This illustration highlights the Moon’s Clavius Crater with an illustration depicting water trapped in the lunar soil there, along with an image of Stratospheric Observatory for Infrared Astronomy (SOFIA) that detected the signature of water on the lunar surface. Credit: NASA/Daniel Rutter.

The conventional understanding that the Moon is completely dry has been challenged multiple times in the past. Samples collected by the Apollo missions showed up to a few thousand parts per million of water bound to the minerals in the rocks and regolith. Similarly the Lyman Alpha Mapping Project (LAMP), the Lunar Exploration Neutron Detector (LEND), and Miniature Radio Frequency (Mini-RF) instruments on the Lunar Reconnaissance Orbiter have suggested the presence of water ice in permanently shadowed craters in the lunar polar regions.

Several other missions and observatories have looked broadly across the lunar surface and found evidence of hydration features at 3 microns. However, whether these features correspond to OH (hydroxyl) or H2O (molecular water) remained undetermined. A recent study led by Casey Honniball from NASA Goddard Space Flight Center utilized the Stratospheric Observatory For Infrared Astronomy (SOFIA) to detect evidence of H2O (molecular water) in Clavius Crater, one of the largest craters visible from Earth located in the Moon’s southern hemisphere, using its Faint Object infraRed CAmera for the SOFIA Telescope (FORCAST). Water has a spectral feature at 6 microns that distinguishes it from hydroxyl and lies in one of the spectral bands of the FORCAST instrument. The SOFIA airborne observatory allows the instrument to fly above much of the telluric (water) absorption in Earth’s atmosphere that otherwise prevents observing this feature from the ground.

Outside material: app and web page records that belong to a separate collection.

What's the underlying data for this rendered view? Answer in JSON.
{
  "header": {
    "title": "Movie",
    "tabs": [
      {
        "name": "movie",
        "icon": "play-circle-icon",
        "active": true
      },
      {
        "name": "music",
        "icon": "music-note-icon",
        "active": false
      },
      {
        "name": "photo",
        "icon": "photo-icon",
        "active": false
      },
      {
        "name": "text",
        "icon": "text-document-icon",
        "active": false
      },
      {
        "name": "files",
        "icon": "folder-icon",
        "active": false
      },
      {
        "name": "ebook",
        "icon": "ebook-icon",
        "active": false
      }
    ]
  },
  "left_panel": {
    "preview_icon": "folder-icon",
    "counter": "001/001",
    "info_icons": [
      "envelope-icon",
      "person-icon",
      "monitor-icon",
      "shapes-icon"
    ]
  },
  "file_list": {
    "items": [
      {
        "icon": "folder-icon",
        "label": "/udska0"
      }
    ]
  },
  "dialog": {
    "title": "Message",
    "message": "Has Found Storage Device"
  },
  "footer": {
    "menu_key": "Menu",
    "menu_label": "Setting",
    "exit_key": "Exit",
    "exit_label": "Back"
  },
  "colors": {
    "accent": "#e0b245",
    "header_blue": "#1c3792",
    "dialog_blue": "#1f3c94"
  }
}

This detection of molecular water raises a number of questions such as where did this water originate and where is it stored? The water could be of exogenous origin, delivered by micrometeorites accreted onto the lunar surface. Alternatively, it could be a reaction product between hydrogen delivered by the solar wind and oxygen from the regolith materials. Honniball and colleagues suggest the water could be trapped within impact glasses or pore spaces in the soil in order to survive the harsh lunar environment. Water is a valuable resource on planetary bodies, therefore, this discovery is very important for future space exploration.  Follow-up flights with SOFIA will look for this signature of water in additional locations across the lunar surface. The data will contribute to creating the first water resource maps of the Moon for future human visitors. READ MORE